Segment Open

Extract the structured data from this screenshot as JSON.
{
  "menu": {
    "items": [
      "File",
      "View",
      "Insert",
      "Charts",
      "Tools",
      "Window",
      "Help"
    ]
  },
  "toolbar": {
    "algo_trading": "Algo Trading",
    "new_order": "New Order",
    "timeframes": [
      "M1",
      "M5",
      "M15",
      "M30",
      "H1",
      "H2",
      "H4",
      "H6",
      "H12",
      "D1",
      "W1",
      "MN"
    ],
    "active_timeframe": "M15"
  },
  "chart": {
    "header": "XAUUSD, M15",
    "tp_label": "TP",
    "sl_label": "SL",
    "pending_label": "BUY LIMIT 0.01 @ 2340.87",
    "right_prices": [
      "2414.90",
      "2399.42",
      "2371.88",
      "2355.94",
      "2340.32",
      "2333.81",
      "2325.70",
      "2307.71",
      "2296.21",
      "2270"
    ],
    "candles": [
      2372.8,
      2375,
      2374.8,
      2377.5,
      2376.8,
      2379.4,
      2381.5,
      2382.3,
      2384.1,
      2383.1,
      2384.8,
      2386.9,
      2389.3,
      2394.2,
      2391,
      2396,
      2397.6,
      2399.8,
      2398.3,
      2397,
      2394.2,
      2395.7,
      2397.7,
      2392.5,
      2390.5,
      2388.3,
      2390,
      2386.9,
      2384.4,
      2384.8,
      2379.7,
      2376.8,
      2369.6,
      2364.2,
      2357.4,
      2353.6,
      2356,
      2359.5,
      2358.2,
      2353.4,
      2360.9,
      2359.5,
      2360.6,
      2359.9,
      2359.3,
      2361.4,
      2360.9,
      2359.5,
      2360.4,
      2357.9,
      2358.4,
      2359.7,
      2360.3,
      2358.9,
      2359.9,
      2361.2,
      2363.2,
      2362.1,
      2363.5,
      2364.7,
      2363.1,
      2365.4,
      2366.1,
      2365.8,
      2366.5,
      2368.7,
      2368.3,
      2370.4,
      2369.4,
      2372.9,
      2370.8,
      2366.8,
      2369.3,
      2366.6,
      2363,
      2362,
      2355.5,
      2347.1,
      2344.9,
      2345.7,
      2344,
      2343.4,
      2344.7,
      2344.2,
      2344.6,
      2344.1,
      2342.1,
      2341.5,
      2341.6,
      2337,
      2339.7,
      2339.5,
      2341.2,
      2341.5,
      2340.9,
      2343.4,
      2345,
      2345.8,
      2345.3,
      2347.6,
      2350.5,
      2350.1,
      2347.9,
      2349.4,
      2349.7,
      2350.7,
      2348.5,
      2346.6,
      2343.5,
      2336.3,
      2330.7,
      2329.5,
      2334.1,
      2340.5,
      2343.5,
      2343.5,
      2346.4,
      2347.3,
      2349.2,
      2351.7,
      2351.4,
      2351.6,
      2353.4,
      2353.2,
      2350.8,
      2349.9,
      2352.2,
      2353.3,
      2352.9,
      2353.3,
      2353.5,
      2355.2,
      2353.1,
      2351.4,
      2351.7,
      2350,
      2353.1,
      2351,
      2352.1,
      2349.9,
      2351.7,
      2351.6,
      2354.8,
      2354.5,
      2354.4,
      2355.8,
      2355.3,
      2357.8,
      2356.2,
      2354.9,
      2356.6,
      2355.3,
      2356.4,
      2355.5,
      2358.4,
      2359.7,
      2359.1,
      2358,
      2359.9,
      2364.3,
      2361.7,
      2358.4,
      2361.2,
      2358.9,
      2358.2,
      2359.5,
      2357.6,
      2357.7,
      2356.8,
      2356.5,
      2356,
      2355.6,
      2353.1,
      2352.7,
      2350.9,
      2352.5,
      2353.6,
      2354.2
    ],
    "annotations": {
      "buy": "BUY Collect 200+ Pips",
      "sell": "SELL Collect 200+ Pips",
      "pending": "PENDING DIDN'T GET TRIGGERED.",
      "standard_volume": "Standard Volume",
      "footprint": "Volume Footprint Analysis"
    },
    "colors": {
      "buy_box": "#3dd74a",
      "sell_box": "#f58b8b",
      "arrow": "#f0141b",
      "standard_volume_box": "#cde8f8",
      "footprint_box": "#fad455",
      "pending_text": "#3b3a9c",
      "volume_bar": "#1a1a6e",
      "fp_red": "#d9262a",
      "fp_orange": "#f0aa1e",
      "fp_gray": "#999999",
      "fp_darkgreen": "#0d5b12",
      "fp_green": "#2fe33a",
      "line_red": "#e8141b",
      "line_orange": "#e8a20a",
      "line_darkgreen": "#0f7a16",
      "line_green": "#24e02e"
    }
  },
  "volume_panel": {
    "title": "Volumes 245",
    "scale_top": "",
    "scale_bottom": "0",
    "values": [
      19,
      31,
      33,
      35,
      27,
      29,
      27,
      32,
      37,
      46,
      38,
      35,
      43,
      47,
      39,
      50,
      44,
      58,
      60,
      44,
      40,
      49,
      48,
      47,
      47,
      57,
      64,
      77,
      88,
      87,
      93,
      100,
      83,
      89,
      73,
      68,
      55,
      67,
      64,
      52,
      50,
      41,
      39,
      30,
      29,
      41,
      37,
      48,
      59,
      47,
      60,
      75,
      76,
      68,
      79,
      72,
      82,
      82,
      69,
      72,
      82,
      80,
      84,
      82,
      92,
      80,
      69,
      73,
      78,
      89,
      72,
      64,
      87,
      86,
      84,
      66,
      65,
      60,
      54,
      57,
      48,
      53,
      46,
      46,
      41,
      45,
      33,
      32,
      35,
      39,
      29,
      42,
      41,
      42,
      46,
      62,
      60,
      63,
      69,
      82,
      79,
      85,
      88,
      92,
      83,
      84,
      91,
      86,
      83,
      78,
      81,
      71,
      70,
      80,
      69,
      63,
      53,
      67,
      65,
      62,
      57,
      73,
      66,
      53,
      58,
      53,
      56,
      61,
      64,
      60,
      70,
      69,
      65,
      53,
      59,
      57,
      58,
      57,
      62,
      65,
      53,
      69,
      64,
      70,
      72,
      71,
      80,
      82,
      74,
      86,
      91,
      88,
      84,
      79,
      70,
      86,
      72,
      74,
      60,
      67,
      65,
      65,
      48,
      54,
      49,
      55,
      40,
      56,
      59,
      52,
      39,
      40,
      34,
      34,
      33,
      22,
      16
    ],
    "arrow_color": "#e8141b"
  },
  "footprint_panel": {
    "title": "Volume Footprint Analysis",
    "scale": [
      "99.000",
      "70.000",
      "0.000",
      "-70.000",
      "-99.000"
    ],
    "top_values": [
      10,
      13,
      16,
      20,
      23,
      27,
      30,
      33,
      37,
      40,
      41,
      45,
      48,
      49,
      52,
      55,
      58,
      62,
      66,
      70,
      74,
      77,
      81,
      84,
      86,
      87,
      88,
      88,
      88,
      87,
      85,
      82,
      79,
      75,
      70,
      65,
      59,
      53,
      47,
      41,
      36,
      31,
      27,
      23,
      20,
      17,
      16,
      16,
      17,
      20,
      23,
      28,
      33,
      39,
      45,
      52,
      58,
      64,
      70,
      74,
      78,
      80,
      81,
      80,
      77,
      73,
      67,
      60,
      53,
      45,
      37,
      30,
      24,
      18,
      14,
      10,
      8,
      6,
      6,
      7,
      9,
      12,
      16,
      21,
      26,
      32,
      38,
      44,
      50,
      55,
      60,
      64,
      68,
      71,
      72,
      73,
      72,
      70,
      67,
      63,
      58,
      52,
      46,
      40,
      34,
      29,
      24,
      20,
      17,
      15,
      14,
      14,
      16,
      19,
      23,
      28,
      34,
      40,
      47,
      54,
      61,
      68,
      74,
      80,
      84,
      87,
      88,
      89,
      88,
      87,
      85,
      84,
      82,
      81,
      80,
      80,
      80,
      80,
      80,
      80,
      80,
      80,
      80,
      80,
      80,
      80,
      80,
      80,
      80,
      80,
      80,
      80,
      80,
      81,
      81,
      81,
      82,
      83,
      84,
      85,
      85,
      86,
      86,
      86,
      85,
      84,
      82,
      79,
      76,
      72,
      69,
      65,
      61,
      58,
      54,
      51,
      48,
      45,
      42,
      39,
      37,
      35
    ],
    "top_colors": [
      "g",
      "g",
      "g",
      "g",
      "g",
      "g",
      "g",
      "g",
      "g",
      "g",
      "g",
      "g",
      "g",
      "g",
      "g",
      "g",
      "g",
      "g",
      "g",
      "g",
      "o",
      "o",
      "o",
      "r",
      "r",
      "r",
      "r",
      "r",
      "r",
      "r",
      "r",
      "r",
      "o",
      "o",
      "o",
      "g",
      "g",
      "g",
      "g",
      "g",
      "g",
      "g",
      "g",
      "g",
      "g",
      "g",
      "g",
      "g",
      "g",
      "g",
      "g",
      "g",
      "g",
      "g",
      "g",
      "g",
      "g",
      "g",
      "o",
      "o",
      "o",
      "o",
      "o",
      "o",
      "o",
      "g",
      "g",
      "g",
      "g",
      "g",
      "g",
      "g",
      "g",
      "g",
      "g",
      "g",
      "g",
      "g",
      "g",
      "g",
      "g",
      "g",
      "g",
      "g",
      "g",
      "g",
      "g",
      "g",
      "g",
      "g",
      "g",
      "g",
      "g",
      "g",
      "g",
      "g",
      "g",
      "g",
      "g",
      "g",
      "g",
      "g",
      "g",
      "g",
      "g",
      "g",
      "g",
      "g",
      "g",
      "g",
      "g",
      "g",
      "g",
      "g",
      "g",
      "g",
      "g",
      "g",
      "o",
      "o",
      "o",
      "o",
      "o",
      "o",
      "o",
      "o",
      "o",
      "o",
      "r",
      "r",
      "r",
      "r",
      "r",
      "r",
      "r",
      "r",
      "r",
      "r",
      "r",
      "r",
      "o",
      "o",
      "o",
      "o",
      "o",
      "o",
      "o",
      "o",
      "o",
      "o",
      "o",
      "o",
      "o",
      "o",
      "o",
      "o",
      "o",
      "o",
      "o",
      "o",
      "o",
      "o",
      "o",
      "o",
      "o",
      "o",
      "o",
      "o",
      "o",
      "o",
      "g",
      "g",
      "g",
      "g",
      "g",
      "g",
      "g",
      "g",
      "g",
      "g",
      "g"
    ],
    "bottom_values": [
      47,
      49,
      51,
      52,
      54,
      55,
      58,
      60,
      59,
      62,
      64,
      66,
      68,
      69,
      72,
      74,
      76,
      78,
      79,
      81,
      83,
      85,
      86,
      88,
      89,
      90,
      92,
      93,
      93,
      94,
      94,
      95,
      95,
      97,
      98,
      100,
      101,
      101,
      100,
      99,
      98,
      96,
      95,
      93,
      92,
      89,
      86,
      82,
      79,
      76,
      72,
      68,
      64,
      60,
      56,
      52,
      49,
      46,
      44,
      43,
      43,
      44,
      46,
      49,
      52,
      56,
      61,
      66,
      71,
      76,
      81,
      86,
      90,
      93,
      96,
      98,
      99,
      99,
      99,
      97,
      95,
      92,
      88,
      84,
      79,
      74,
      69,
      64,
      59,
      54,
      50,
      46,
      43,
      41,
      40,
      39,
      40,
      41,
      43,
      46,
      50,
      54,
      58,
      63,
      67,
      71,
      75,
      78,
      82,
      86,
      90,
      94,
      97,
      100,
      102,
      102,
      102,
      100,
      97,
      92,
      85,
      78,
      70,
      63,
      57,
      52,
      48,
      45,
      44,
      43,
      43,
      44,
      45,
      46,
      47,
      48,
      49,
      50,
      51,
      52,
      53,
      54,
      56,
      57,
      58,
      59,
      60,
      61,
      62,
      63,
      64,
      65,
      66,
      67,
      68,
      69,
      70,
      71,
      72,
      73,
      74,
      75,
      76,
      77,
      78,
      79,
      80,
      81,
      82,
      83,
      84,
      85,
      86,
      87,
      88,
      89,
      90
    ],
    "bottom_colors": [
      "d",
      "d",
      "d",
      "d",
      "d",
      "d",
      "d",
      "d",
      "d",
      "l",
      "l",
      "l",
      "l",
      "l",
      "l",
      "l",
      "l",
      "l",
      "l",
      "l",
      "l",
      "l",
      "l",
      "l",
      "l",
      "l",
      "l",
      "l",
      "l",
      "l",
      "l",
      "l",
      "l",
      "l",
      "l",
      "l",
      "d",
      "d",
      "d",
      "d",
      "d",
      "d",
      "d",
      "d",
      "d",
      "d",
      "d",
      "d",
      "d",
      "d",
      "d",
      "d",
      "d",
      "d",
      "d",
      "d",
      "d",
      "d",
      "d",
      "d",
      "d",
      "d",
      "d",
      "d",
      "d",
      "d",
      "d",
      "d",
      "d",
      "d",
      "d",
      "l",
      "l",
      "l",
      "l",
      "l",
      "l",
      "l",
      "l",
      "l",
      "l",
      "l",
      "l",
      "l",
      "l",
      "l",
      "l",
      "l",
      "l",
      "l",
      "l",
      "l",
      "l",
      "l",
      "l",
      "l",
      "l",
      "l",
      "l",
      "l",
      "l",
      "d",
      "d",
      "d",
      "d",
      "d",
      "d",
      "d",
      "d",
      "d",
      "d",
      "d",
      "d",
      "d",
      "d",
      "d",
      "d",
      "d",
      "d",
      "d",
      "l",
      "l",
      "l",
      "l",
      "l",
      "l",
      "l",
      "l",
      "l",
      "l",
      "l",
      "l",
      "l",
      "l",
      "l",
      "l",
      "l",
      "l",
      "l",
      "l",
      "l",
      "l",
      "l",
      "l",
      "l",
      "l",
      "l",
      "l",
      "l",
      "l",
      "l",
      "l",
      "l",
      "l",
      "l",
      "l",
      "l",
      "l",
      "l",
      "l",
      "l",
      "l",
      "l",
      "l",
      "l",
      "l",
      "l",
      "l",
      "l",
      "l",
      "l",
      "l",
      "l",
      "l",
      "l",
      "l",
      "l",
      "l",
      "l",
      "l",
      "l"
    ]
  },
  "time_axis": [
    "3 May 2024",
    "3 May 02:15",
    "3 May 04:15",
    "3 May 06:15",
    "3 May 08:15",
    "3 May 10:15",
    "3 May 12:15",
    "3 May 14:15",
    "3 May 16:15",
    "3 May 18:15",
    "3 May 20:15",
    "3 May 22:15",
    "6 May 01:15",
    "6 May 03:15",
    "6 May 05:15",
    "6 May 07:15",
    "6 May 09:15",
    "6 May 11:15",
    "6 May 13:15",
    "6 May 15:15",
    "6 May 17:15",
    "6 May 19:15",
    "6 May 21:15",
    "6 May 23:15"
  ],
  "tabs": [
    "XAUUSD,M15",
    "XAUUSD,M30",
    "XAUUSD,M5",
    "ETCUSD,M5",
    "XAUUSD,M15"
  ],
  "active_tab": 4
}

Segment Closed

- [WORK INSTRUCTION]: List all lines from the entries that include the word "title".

- [EXERCISE RESULT]:
    "title": "Volumes 245",
    "title": "Volume Footprint Analysis",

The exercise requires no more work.